Aquatic scientific names in the news …
The discovery of a new species of Fishing spider was announced at the ninth annual World Science Festival, Brisbane, Australia (9-13 March 2016).
Fishing spiders are semi-aquatic spiders that hunt by waiting at the edge of a pool or stream, resting six of their eight legs on the surface of the water, waiting for vibrations announcing the presence of their prey, a procedure that relies on the waves created from something landing on the water to indicate movement. Along with insects their prey can include fish, tadpoles, and even cane toads; when they detect the ripples from prey, they run across the surface to it and subdue it using their claw-tipped forelegs, then dive under the water and carry it back to shore to eat.
Brian Greene with Dolomedes briangreenei (image: Chris Hyde)
The newly discovered spider is native to freshwater streams around Brisbane. There are around 100 species of spider in the genus Dolomedes, different species can be found around the world in North America, Europe, and New Zealand as well as Australia, and with the exception of one tree-dwelling species they all employ the same method of hunting with the water surface serving the same function as a web does for other spiders.
Dolomedes briangreenei (Raven, 2016)
Dolomedes – Greek, dolomhdhs (δολομηδης), wily, crafty; alluding to its method of hunting for prey..
briangreenei – Latinized name.
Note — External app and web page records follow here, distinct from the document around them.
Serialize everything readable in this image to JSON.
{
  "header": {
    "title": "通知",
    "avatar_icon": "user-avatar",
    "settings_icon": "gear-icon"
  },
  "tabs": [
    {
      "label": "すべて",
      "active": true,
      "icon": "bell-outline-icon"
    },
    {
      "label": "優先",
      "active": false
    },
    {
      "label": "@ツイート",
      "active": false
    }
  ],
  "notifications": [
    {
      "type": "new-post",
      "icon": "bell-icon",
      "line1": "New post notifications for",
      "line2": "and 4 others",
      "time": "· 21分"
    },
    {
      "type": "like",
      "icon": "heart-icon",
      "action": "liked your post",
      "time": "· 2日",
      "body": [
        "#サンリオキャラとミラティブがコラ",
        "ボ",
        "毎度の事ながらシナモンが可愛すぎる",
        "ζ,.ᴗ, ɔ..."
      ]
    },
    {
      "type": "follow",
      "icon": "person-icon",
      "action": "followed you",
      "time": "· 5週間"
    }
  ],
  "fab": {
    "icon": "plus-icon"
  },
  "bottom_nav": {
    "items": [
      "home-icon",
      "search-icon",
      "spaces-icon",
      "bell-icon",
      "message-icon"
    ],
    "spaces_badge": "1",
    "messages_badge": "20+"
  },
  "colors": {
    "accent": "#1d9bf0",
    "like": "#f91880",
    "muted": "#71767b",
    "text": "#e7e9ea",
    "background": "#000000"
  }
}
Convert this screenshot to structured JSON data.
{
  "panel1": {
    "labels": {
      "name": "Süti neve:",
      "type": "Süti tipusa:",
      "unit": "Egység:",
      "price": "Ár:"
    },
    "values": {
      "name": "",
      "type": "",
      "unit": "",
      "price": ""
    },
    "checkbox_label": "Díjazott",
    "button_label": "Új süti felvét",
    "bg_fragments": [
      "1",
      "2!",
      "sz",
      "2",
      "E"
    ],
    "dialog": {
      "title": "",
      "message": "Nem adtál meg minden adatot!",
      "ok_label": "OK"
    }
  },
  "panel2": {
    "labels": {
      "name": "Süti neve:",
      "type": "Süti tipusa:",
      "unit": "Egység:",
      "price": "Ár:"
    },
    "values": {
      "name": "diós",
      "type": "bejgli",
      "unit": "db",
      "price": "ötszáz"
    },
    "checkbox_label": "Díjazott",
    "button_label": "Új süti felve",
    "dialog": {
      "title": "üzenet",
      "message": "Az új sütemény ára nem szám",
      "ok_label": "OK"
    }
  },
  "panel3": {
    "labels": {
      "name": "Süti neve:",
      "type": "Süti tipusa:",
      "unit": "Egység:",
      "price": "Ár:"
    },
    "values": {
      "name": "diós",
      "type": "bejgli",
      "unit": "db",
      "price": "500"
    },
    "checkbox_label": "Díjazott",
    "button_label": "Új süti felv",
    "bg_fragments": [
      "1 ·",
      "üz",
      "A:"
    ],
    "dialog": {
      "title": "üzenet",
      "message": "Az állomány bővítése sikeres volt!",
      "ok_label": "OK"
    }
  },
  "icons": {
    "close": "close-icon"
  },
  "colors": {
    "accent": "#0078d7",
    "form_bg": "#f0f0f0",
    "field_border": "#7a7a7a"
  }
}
Honouring Brian Greene, a leading theoretical physicist and co-founder of the World Science Festival, who said, “With the announcement last month of humankind’s first detection of gravitational waves, ripples on the surface of space and time, I am particularly honored to be so closely associated with a spider that has its own deep affinity for waves.”